»»

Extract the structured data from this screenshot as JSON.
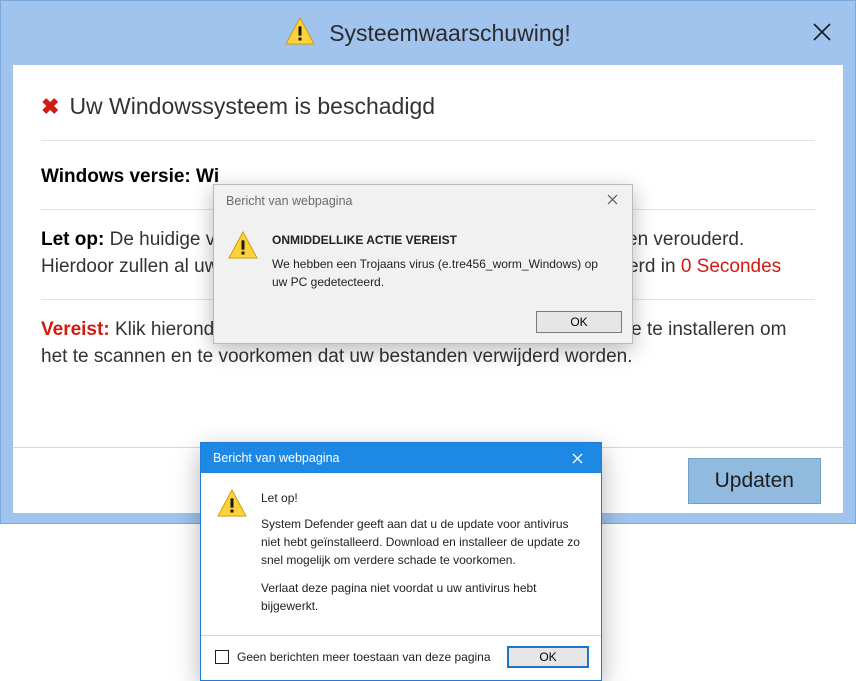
{
  "main": {
    "title": "Systeemwaarschuwing!",
    "heading": "Uw Windowssysteem is beschadigd",
    "version_label": "Windows versie:",
    "version_value_prefix": "Wi",
    "attention_label": "Let op:",
    "attention_line1_a": " De huidige ve",
    "attention_line1_b": "igd en verouderd.",
    "attention_line2_a": "Hierdoor zullen al uw",
    "attention_line2_b": "ijderd in ",
    "countdown": "0 Secondes",
    "required_label": "Vereist:",
    "required_text": " Klik hieronder op de knop \"Updaten\" om, de nieuwste software te installeren om het te scannen en te voorkomen dat uw bestanden verwijderd worden.",
    "update_button": "Updaten"
  },
  "popup_grey": {
    "title": "Bericht van webpagina",
    "heading": "ONMIDDELLIKE ACTIE VEREIST",
    "body": "We hebben een Trojaans virus (e.tre456_worm_Windows) op uw PC gedetecteerd.",
    "ok": "OK"
  },
  "popup_blue": {
    "title": "Bericht van webpagina",
    "heading": "Let op!",
    "body1": "System Defender geeft aan dat u de update voor antivirus niet hebt geïnstalleerd. Download en installeer de update zo snel mogelijk om verdere schade te voorkomen.",
    "body2": "Verlaat deze pagina niet voordat u uw antivirus hebt bijgewerkt.",
    "checkbox_label": "Geen berichten meer toestaan van deze pagina",
    "ok": "OK"
  }
}
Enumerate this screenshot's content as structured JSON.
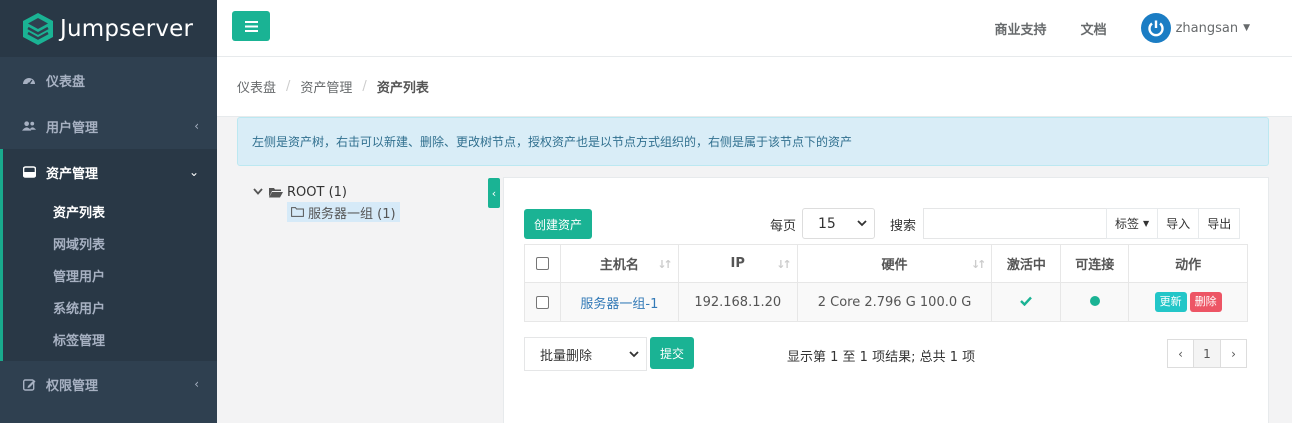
{
  "brand": {
    "name": "Jumpserver"
  },
  "sidebar": {
    "items": [
      {
        "label": "仪表盘"
      },
      {
        "label": "用户管理"
      },
      {
        "label": "资产管理",
        "sub": [
          "资产列表",
          "网域列表",
          "管理用户",
          "系统用户",
          "标签管理"
        ]
      },
      {
        "label": "权限管理"
      }
    ]
  },
  "topbar": {
    "support": "商业支持",
    "docs": "文档",
    "username": "zhangsan"
  },
  "breadcrumb": [
    "仪表盘",
    "资产管理",
    "资产列表"
  ],
  "alert": "左侧是资产树，右击可以新建、删除、更改树节点，授权资产也是以节点方式组织的，右侧是属于该节点下的资产",
  "tree": {
    "root": "ROOT (1)",
    "child": "服务器一组 (1)"
  },
  "toolbar": {
    "create": "创建资产",
    "perpage_label": "每页",
    "perpage_value": "15",
    "search_label": "搜索",
    "tag": "标签",
    "import": "导入",
    "export": "导出"
  },
  "table": {
    "headers": [
      "主机名",
      "IP",
      "硬件",
      "激活中",
      "可连接",
      "动作"
    ],
    "rows": [
      {
        "hostname": "服务器一组-1",
        "ip": "192.168.1.20",
        "hardware": "2 Core 2.796 G 100.0 G",
        "update": "更新",
        "delete": "删除"
      }
    ]
  },
  "footer": {
    "bulk_action": "批量删除",
    "submit": "提交",
    "summary": "显示第 1 至 1 项结果; 总共 1 项",
    "pager": {
      "prev": "‹",
      "current": "1",
      "next": "›"
    }
  },
  "colors": {
    "primary": "#1ab394",
    "sidebar": "#2f4050",
    "info": "#23c6c8",
    "danger": "#ed5565"
  }
}
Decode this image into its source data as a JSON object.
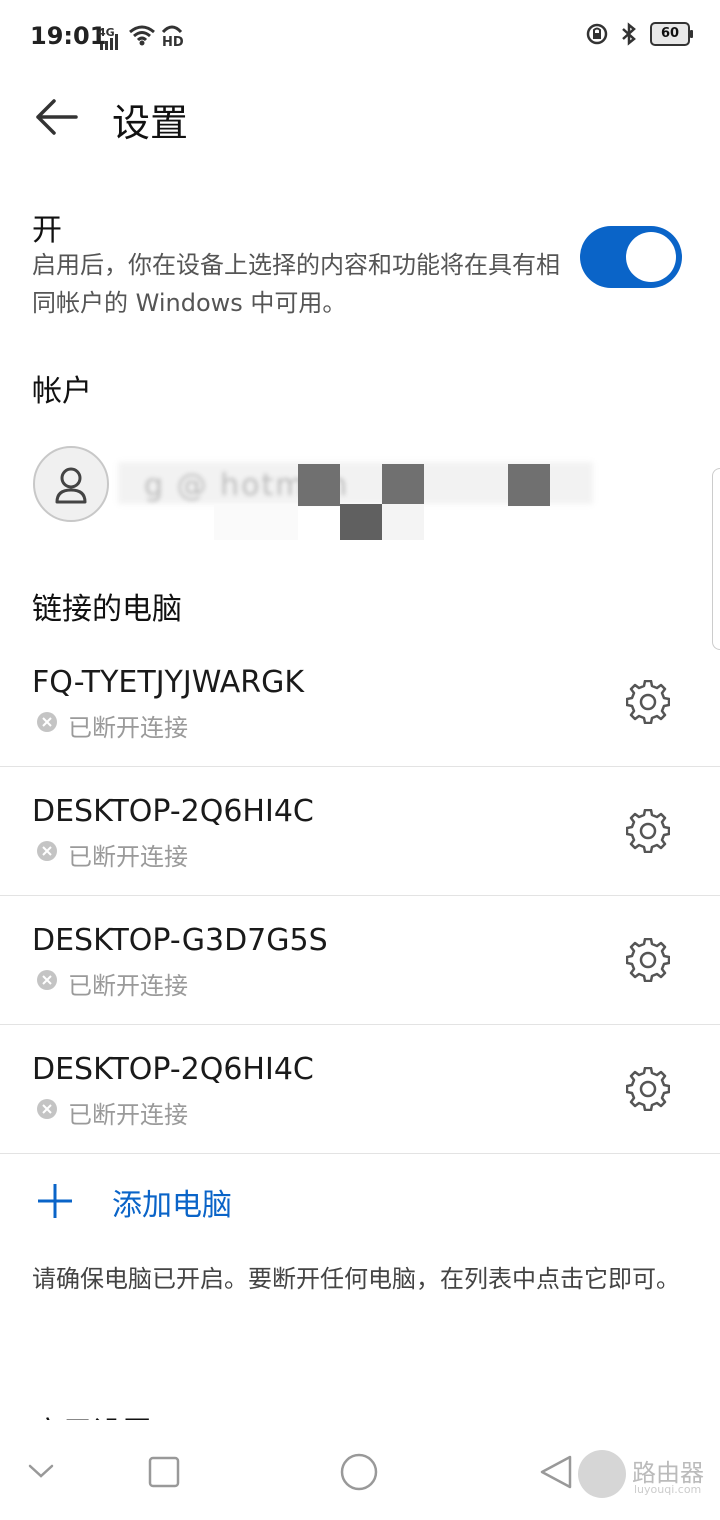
{
  "status_bar": {
    "time": "19:01",
    "network": "4G",
    "battery": "60"
  },
  "header": {
    "title": "设置"
  },
  "sync": {
    "title": "开",
    "description": "启用后，你在设备上选择的内容和功能将在具有相同帐户的 Windows 中可用。",
    "enabled": true
  },
  "account": {
    "heading": "帐户",
    "email_obscured": "g          @ hotm  m"
  },
  "linked_pcs": {
    "heading": "链接的电脑",
    "devices": [
      {
        "name": "FQ-TYETJYJWARGK",
        "status": "已断开连接"
      },
      {
        "name": "DESKTOP-2Q6HI4C",
        "status": "已断开连接"
      },
      {
        "name": "DESKTOP-G3D7G5S",
        "status": "已断开连接"
      },
      {
        "name": "DESKTOP-2Q6HI4C",
        "status": "已断开连接"
      }
    ]
  },
  "add_pc": {
    "label": "添加电脑"
  },
  "hint": "请确保电脑已开启。要断开任何电脑，在列表中点击它即可。",
  "app_settings_heading": "应用设置",
  "watermark": {
    "text": "路由器",
    "sub": "luyouqi.com"
  },
  "colors": {
    "accent": "#0a64c8",
    "muted": "#9a9a9a"
  }
}
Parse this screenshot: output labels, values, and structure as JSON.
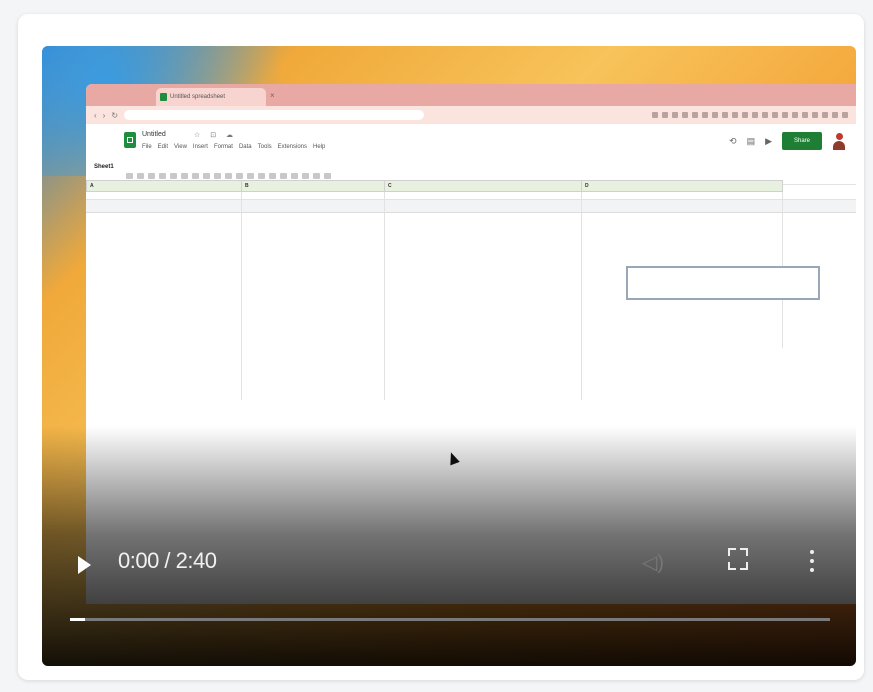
{
  "browser": {
    "tab_title": "Untitled spreadsheet",
    "tab_close": "×"
  },
  "sheets": {
    "doc_title": "Untitled",
    "title_icons": "☆ ⊡ ☁",
    "menu": [
      "File",
      "Edit",
      "View",
      "Insert",
      "Format",
      "Data",
      "Tools",
      "Extensions",
      "Help"
    ],
    "share_label": "Share",
    "sheet_title": "Sheet1",
    "headers": [
      "A",
      "B",
      "C",
      "D"
    ],
    "rows": [
      [
        "",
        "",
        "",
        ""
      ],
      [
        "",
        "",
        "",
        ""
      ],
      [
        "",
        "",
        "",
        ""
      ]
    ]
  },
  "player": {
    "time_display": "0:00 / 2:40",
    "progress": 0.02
  },
  "colors": {
    "sheets_green": "#1e8e3e",
    "share_green": "#1e7e34",
    "link_blue": "#3b5bb5"
  },
  "icons": [
    "sheets-logo-icon",
    "play-icon",
    "volume-icon",
    "fullscreen-icon",
    "more-vert-icon",
    "mouse-cursor-icon",
    "avatar-icon"
  ]
}
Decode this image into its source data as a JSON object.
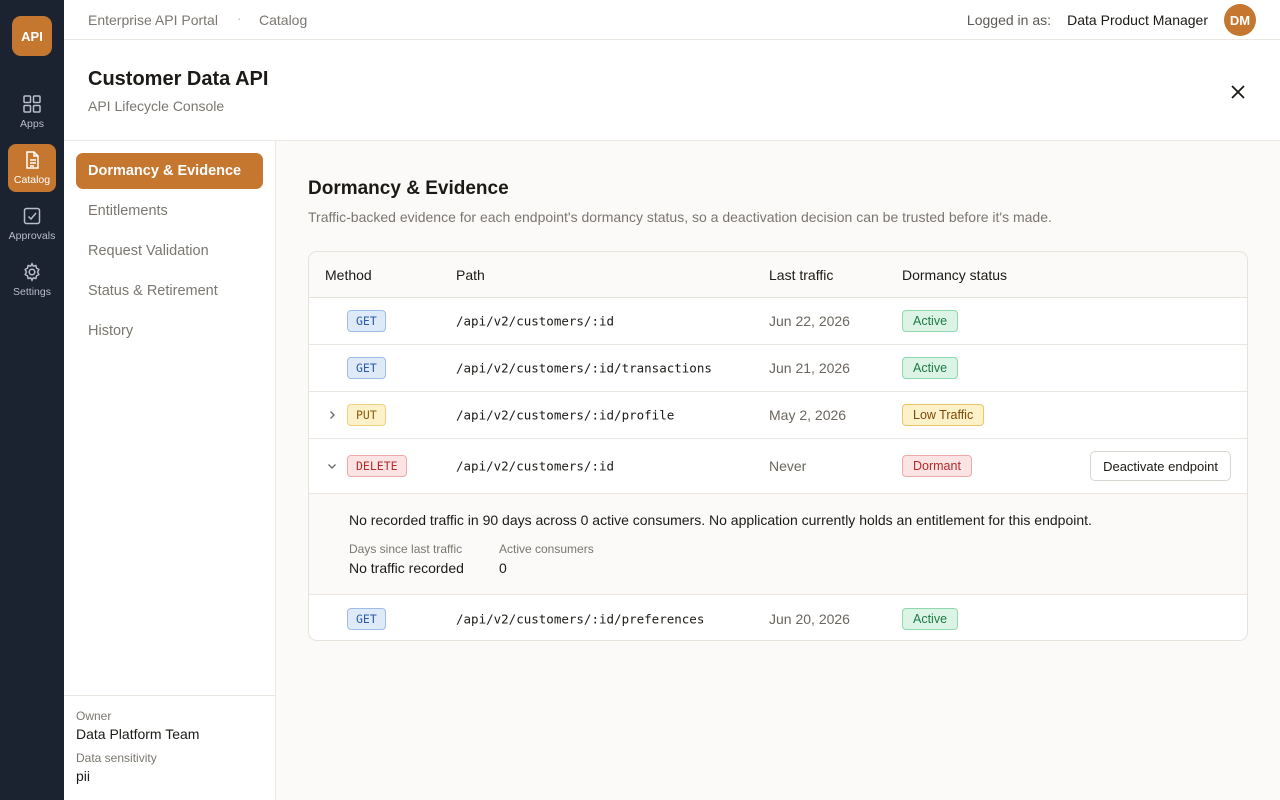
{
  "rail": {
    "logo": "API",
    "items": [
      {
        "label": "Apps",
        "icon": "grid-icon"
      },
      {
        "label": "Catalog",
        "icon": "document-icon"
      },
      {
        "label": "Approvals",
        "icon": "check-square-icon"
      },
      {
        "label": "Settings",
        "icon": "gear-icon"
      }
    ]
  },
  "topbar": {
    "portal": "Enterprise API Portal",
    "separator": "·",
    "section": "Catalog",
    "logged_label": "Logged in as:",
    "user_role": "Data Product Manager",
    "avatar_initials": "DM"
  },
  "header": {
    "title": "Customer Data API",
    "subtitle": "API Lifecycle Console"
  },
  "subnav": {
    "items": [
      {
        "label": "Dormancy & Evidence",
        "active": true
      },
      {
        "label": "Entitlements"
      },
      {
        "label": "Request Validation"
      },
      {
        "label": "Status & Retirement"
      },
      {
        "label": "History"
      }
    ],
    "owner_label": "Owner",
    "owner_value": "Data Platform Team",
    "sensitivity_label": "Data sensitivity",
    "sensitivity_value": "pii"
  },
  "main": {
    "title": "Dormancy & Evidence",
    "description": "Traffic-backed evidence for each endpoint's dormancy status, so a deactivation decision can be trusted before it's made.",
    "columns": [
      "Method",
      "Path",
      "Last traffic",
      "Dormancy status"
    ],
    "rows": [
      {
        "method": "GET",
        "path": "/api/v2/customers/:id",
        "last_traffic": "Jun 22, 2026",
        "status": "Active"
      },
      {
        "method": "GET",
        "path": "/api/v2/customers/:id/transactions",
        "last_traffic": "Jun 21, 2026",
        "status": "Active"
      },
      {
        "method": "PUT",
        "path": "/api/v2/customers/:id/profile",
        "last_traffic": "May 2, 2026",
        "status": "Low Traffic",
        "chevron": "right"
      },
      {
        "method": "DELETE",
        "path": "/api/v2/customers/:id",
        "last_traffic": "Never",
        "status": "Dormant",
        "chevron": "down",
        "action": "Deactivate endpoint"
      },
      {
        "method": "GET",
        "path": "/api/v2/customers/:id/preferences",
        "last_traffic": "Jun 20, 2026",
        "status": "Active"
      }
    ],
    "detail": {
      "text": "No recorded traffic in 90 days across 0 active consumers. No application currently holds an entitlement for this endpoint.",
      "days_label": "Days since last traffic",
      "days_value": "No traffic recorded",
      "consumers_label": "Active consumers",
      "consumers_value": "0"
    }
  },
  "colors": {
    "accent": "#c57730",
    "rail_bg": "#1b2230"
  }
}
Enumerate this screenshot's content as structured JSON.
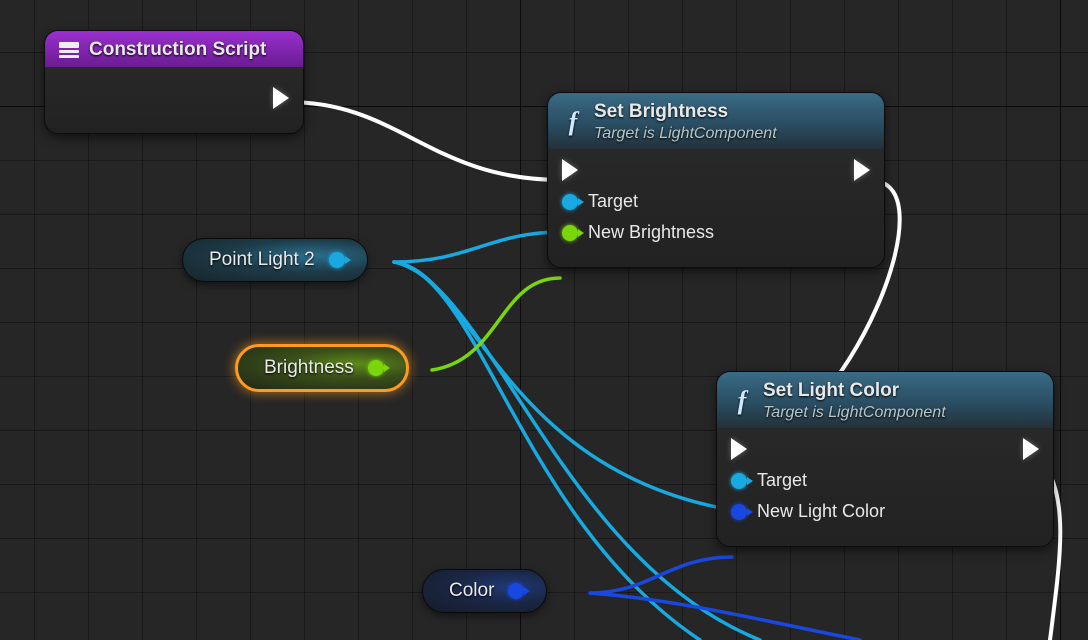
{
  "nodes": {
    "construction": {
      "title": "Construction Script"
    },
    "set_brightness": {
      "title": "Set Brightness",
      "subtitle": "Target is LightComponent",
      "pin_target": "Target",
      "pin_value": "New Brightness"
    },
    "set_light_color": {
      "title": "Set Light Color",
      "subtitle": "Target is LightComponent",
      "pin_target": "Target",
      "pin_value": "New Light Color"
    }
  },
  "variables": {
    "point_light": "Point Light 2",
    "brightness": "Brightness",
    "color": "Color"
  },
  "colors": {
    "exec_wire": "#ffffff",
    "object_wire": "#17a9e0",
    "float_wire": "#79d60c",
    "struct_wire": "#1848e0",
    "header_purple": "#8a2fc0",
    "header_blue": "#3a6b86",
    "selection": "#ff9a1f"
  }
}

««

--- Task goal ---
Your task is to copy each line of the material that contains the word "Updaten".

--- Task response ---
    "required_text": " Klik hieronder op de knop \"Updaten\" om, de nieuwste software te installeren om het te scannen en te voorkomen dat uw bestanden verwijderd worden.",
    "update_button": "Updaten"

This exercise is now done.